I recently noted on a friend's blog that I have a tendancy to write about nothing much. So today I'll focus mostly on a book I read recently, with an intro consisting of something funny in my bulk mail folder.
I have to say that I love looking at my spam, because it's so funny and obvious. You know, mostly I go like this: "Hmmm, I have an email from Rebecca Turgid titled "You want to please your woman all night long", I think I should open that one!" But lately mine have been coming with really weird titles. Here's a compendium of titles from my bulk mail folder today:
and my favorite, "backwoods clergywoman"

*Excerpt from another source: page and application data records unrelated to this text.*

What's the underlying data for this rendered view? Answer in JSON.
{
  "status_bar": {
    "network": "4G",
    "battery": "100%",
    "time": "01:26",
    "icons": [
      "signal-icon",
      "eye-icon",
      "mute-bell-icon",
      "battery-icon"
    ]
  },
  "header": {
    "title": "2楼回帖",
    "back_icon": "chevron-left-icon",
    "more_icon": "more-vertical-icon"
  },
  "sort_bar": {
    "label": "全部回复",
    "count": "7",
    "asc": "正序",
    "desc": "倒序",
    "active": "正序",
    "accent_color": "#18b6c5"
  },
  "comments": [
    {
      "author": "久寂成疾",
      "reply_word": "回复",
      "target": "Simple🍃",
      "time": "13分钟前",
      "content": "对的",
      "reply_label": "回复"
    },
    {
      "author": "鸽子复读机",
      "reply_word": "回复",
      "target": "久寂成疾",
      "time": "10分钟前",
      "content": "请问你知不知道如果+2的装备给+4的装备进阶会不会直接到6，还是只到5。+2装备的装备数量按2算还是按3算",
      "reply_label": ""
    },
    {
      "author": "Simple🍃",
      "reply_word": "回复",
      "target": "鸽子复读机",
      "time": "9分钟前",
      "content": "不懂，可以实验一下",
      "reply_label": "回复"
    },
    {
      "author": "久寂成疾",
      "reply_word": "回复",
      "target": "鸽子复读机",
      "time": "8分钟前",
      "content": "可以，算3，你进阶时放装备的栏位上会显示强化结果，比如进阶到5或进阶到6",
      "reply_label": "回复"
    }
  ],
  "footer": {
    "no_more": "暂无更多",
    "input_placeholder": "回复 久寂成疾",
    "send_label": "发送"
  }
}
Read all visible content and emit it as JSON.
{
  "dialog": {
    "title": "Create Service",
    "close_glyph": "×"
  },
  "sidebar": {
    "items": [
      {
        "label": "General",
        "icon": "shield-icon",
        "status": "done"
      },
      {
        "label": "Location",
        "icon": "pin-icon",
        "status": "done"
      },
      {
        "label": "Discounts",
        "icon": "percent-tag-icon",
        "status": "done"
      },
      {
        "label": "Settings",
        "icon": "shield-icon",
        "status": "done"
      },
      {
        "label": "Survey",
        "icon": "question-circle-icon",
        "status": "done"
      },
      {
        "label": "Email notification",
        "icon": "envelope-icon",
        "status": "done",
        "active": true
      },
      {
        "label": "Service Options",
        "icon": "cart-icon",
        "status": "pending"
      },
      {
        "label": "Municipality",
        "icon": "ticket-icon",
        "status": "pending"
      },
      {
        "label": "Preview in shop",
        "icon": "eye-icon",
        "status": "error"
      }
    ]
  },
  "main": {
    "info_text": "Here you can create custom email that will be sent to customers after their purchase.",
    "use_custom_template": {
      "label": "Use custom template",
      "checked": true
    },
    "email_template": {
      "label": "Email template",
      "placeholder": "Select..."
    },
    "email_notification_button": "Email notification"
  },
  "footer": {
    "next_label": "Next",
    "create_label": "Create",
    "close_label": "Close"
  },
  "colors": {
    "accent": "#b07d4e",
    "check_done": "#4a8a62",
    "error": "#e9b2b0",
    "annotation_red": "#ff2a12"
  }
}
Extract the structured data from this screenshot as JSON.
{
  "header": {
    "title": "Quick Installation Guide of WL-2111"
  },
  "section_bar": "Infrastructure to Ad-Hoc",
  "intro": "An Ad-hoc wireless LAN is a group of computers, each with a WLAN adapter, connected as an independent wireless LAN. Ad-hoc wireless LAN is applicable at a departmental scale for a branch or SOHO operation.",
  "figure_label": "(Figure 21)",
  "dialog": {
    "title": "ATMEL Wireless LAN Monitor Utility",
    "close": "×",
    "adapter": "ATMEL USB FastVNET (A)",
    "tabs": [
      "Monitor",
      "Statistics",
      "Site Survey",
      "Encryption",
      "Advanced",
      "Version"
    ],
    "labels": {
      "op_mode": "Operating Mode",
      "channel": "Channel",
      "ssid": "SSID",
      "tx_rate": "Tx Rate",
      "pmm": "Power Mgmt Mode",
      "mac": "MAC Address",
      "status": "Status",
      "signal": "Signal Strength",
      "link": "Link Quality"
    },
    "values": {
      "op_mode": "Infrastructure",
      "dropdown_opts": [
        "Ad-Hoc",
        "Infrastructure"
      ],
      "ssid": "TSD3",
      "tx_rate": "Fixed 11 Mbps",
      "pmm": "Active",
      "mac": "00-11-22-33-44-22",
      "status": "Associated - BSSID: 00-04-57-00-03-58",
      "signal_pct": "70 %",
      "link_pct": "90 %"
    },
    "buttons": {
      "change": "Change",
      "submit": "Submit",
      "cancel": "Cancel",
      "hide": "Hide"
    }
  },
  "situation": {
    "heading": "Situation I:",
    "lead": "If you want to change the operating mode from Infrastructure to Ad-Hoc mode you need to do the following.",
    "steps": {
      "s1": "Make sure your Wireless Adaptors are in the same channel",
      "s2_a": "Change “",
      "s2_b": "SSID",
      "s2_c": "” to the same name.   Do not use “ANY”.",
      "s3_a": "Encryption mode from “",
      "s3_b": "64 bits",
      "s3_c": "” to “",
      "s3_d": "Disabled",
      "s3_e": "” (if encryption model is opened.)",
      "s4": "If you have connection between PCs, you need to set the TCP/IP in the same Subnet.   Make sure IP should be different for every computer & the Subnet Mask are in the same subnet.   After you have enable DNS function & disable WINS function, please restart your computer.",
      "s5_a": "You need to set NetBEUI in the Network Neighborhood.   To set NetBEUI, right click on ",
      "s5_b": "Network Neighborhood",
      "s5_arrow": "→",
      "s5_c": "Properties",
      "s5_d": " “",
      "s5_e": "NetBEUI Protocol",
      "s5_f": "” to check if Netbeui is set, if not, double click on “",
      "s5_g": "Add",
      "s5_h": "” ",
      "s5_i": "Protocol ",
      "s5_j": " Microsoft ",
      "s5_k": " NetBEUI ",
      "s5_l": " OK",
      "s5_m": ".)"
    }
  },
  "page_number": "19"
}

I recently read the memoir "Girl, Interrupted" by Susanna Kaysen. I'm assuming most of you remember the movie with Winona Ryder, and maybe even that it was based on the true story of Kaysen's almost two years in a mental hospital during the 60's, but I saw this in the library and decided to pick it up on a whim. Wow. Kaysen not only chronicals her life inside the asylum (which from what I remember of the movie basically functioned as the plot) but gets to work analyzing our medical and cultural definitions of mental health (and lack thereof), our ways of dealing with deviance, and what it is like for her even now to question what happened to her and what it means. For all that her stories of life inside are frequently funny, entrancing, and fascinating, I feel like the true strength of the book lies in this analysis. Kaysen scrutinizes her medical records, places the definition of her "problem" (borderline personality) within the context of her life and finds it lacking as a critical look at herself.
"My chronic feelings of emphasis and boredom came from the fact that I was living a life based on my incapacities, which were numerous...
"My self-image was not unstable. I saw myself, quite correctly, as unfit for the educational and social systems.
"But my parents and teachers did not share my self-image. Their image of me was unstable, since it was out of kilter with reality and based on their needs and wishes. They did not put much value on my capacities, which were admittedly few, but genuine."
I got the distinct feeling that Kaysen still ponders this diagnosis and its truths and lies on a regular basis.
The book also contains some very interesting meditations on mind vs. brain in the control of behavior and the ways in which illness is consequently treated (think psychoanalysis vs. hormone therapy), and her personal observations of how she and those around her functioned in contrast to what they "should" act like. Mostly, I took away that craziness is a relative state. Maybe sometimes it's only in the eye of the beholder, a side effect of the lack of tolerance for deviant behavior or even just a desire to protect people from the pull of things outside the norm. (At one point Kaysen speculates that the doctor who sent her to the asylum--after seeing her for twenty minutes--justified his action as saving a young girl from the countercultural influences of the late 60's.)
I'll leave you with Kaysen's summation of her inital statement about mental illness as an alternate world, a place enough outside that you can look in and be frightened or fascinated by the contrast between where you are and where you were.
"Every window on Alcatraz has a view of San Francisco."